_Instructions for the task:_ Using the data below, please return every line exactly as given.

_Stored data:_
+++
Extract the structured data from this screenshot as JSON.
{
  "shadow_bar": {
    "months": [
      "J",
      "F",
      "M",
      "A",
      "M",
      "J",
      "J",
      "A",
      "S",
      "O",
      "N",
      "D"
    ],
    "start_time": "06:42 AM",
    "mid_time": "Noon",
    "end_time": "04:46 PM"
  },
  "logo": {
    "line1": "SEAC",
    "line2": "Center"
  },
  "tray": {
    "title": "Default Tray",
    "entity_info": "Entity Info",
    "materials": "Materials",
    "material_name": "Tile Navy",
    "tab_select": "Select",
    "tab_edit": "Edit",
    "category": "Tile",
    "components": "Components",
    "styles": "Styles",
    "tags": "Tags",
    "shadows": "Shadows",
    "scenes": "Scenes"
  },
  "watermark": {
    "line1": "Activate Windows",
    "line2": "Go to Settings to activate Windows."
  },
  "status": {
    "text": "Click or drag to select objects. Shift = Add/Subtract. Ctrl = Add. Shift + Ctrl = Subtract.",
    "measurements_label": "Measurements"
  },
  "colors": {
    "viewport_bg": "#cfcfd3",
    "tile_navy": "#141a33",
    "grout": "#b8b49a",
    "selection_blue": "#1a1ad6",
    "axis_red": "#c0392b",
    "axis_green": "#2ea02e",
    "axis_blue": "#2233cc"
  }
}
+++
_Written answer:_
Extract the structured data from this screenshot as JSON.
{
  "shadow_bar": {
    "months": [
      "J",
      "F",
      "M",
      "A",
      "M",
      "J",
      "J",
      "A",
      "S",
      "O",
      "N",
      "D"
    ],
    "start_time": "06:42 AM",
    "mid_time": "Noon",
    "end_time": "04:46 PM"
  },
  "logo": {
    "line1": "SEAC",
    "line2": "Center"
  },
  "tray": {
    "title": "Default Tray",
    "entity_info": "Entity Info",
    "materials": "Materials",
    "material_name": "Tile Navy",
    "tab_select": "Select",
    "tab_edit": "Edit",
    "category": "Tile",
    "components": "Components",
    "styles": "Styles",
    "tags": "Tags",
    "shadows": "Shadows",
    "scenes": "Scenes"
  },
  "watermark": {
    "line1": "Activate Windows",
    "line2": "Go to Settings to activate Windows."
  },
  "status": {
    "text": "Click or drag to select objects. Shift = Add/Subtract. Ctrl = Add. Shift + Ctrl = Subtract.",
    "measurements_label": "Measurements"
  },
  "colors": {
    "viewport_bg": "#cfcfd3",
    "tile_navy": "#141a33",
    "grout": "#b8b49a",
    "selection_blue": "#1a1ad6",
    "axis_red": "#c0392b",
    "axis_green": "#2ea02e",
    "axis_blue": "#2233cc"
  }
}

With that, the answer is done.